More than 90 per cent of Christians in the UK believe their faith is being marginalized in British society, a survey has revealed.
It also found a majority of Christians thought their faith was not given the same respect as other religions in the UK, with most feeling it was considered unacceptable for them to share their beliefs in public.
The survey, conducted by Premier Christian Communications, questioned more than 12,000 “ordinary Christians” as part of a ‘State of the Faith’ study.
93 per cent of respondents said they “believe that Christianity is being marginalised” in Britain, and half said they had experienced prejudice because of their faith.
80 per cent of respondents said “Christianity is not given equal respect” compared with other religions and worldviews, and 67 per cent said they did not think it was considered acceptable in society for Christians to share their faith with others.
Younger Christians were more likely to say that they experienced prejudice for their faith, with 70 per cent of respondents aged 15 to 19 reporting negative experiences.
“Partly because of illiteracy [and] partly because of those who have a very different agenda, we may be moving into a period when debate is shut down — where you can’t have an honest debate and agree to differ,” said Nola Leach, head of a Christian lobbying group Care.
Premier CEO Peter Kerridge said in a statement that “It’s clear we are not the liberal accepting society we think we are if we don’t tolerate and accept everyone, including Christians.”
He added that the survey “clearly indicates how it feels to be an ordinary Christian today … This is not the clergy talking, or academics theorising, or politicians making a case.
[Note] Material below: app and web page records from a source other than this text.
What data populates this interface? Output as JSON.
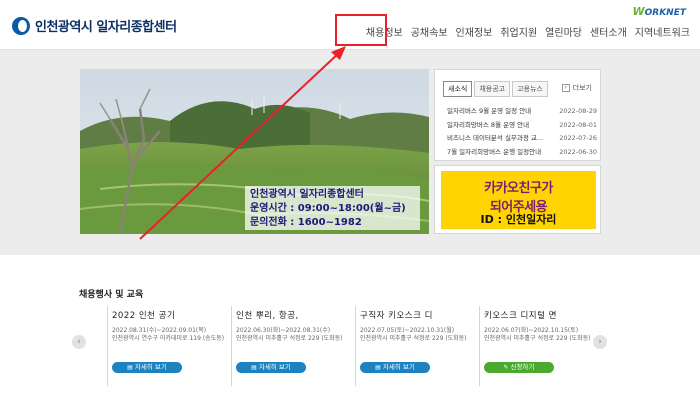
{
  "header": {
    "logo_text": "인천광역시 일자리종합센터",
    "worknet_prefix": "W",
    "worknet_rest": "ORKNET",
    "nav": [
      "채용정보",
      "공채속보",
      "인재정보",
      "취업지원",
      "열린마당",
      "센터소개",
      "지역네트워크"
    ]
  },
  "banner": {
    "line1": "인천광역시 일자리종합센터",
    "line2": "운영시간 : 09:00~18:00(월~금)",
    "line3": "문의전화 : 1600~1982"
  },
  "notice": {
    "tabs": [
      "새소식",
      "채용공고",
      "고용뉴스"
    ],
    "more_label": "더보기",
    "items": [
      {
        "title": "일자리버스 9월 운영 일정 안내",
        "date": "2022-08-29"
      },
      {
        "title": "일자리희망버스 8월 운영 안내",
        "date": "2022-08-01"
      },
      {
        "title": "비즈니스 데이터분석 실무과정 교...",
        "date": "2022-07-26"
      },
      {
        "title": "7월 일자리희망버스 운행 일정안내",
        "date": "2022-06-30"
      }
    ]
  },
  "kakao": {
    "line1": "카카오친구가",
    "line2": "되어주세용",
    "id_text": "ID : 인천일자리"
  },
  "events": {
    "title": "채용행사 및 교육",
    "cards": [
      {
        "title": "2022 인천 공기",
        "date": "2022.08.31(수)~2022.09.01(목)",
        "place": "인천광역시 연수구 아카데미로 119 (송도동)",
        "button": "자세히 보기"
      },
      {
        "title": "인천 뿌리, 항공,",
        "date": "2022.06.30(화)~2022.08.31(수)",
        "place": "인천광역시 미추홀구 석정로 229 (도화동)",
        "button": "자세히 보기"
      },
      {
        "title": "구직자 키오스크 디",
        "date": "2022.07.05(토)~2022.10.31(월)",
        "place": "인천광역시 미추홀구 석정로 229 (도화동)",
        "button": "자세히 보기"
      },
      {
        "title": "키오스크 디지털 면",
        "date": "2022.06.07(화)~2022.10.15(토)",
        "place": "인천광역시 미추홀구 석정로 229 (도화동)",
        "button": "신청하기"
      }
    ]
  },
  "colors": {
    "annotation_red": "#e8212b",
    "kakao_yellow": "#ffd400",
    "button_blue": "#1c82c0",
    "button_green": "#4aa92e"
  }
}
“These are ordinary Christians who feel overwhelmingly that their Christian beliefs are being marginalised and that as a result, it is becoming far more difficult to live as a person of faith in the UK.”